Excerpted records »
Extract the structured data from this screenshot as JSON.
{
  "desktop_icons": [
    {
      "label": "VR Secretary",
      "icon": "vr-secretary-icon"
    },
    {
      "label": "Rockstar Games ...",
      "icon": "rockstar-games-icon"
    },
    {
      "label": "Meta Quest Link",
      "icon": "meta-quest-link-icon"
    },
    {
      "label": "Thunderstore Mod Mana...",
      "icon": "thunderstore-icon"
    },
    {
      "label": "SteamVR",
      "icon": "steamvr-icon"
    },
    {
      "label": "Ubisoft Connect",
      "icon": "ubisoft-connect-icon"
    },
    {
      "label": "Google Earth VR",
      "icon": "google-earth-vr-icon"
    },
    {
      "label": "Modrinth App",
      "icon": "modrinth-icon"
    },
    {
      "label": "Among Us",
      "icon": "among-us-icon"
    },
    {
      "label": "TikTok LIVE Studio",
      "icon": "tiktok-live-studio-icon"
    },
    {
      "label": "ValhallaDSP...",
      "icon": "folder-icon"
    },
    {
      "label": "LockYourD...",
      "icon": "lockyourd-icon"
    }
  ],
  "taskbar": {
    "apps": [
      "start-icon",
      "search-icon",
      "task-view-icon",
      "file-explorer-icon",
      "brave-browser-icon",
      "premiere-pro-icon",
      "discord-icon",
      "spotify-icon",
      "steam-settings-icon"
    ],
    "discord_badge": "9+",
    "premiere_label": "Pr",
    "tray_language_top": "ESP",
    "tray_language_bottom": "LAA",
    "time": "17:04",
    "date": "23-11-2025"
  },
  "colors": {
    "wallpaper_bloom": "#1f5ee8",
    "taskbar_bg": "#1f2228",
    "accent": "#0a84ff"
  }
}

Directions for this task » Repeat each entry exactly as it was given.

Output of the task »
Extract the structured data from this screenshot as JSON.
{
  "desktop_icons": [
    {
      "label": "VR Secretary",
      "icon": "vr-secretary-icon"
    },
    {
      "label": "Rockstar Games ...",
      "icon": "rockstar-games-icon"
    },
    {
      "label": "Meta Quest Link",
      "icon": "meta-quest-link-icon"
    },
    {
      "label": "Thunderstore Mod Mana...",
      "icon": "thunderstore-icon"
    },
    {
      "label": "SteamVR",
      "icon": "steamvr-icon"
    },
    {
      "label": "Ubisoft Connect",
      "icon": "ubisoft-connect-icon"
    },
    {
      "label": "Google Earth VR",
      "icon": "google-earth-vr-icon"
    },
    {
      "label": "Modrinth App",
      "icon": "modrinth-icon"
    },
    {
      "label": "Among Us",
      "icon": "among-us-icon"
    },
    {
      "label": "TikTok LIVE Studio",
      "icon": "tiktok-live-studio-icon"
    },
    {
      "label": "ValhallaDSP...",
      "icon": "folder-icon"
    },
    {
      "label": "LockYourD...",
      "icon": "lockyourd-icon"
    }
  ],
  "taskbar": {
    "apps": [
      "start-icon",
      "search-icon",
      "task-view-icon",
      "file-explorer-icon",
      "brave-browser-icon",
      "premiere-pro-icon",
      "discord-icon",
      "spotify-icon",
      "steam-settings-icon"
    ],
    "discord_badge": "9+",
    "premiere_label": "Pr",
    "tray_language_top": "ESP",
    "tray_language_bottom": "LAA",
    "time": "17:04",
    "date": "23-11-2025"
  },
  "colors": {
    "wallpaper_bloom": "#1f5ee8",
    "taskbar_bg": "#1f2228",
    "accent": "#0a84ff"
  }
}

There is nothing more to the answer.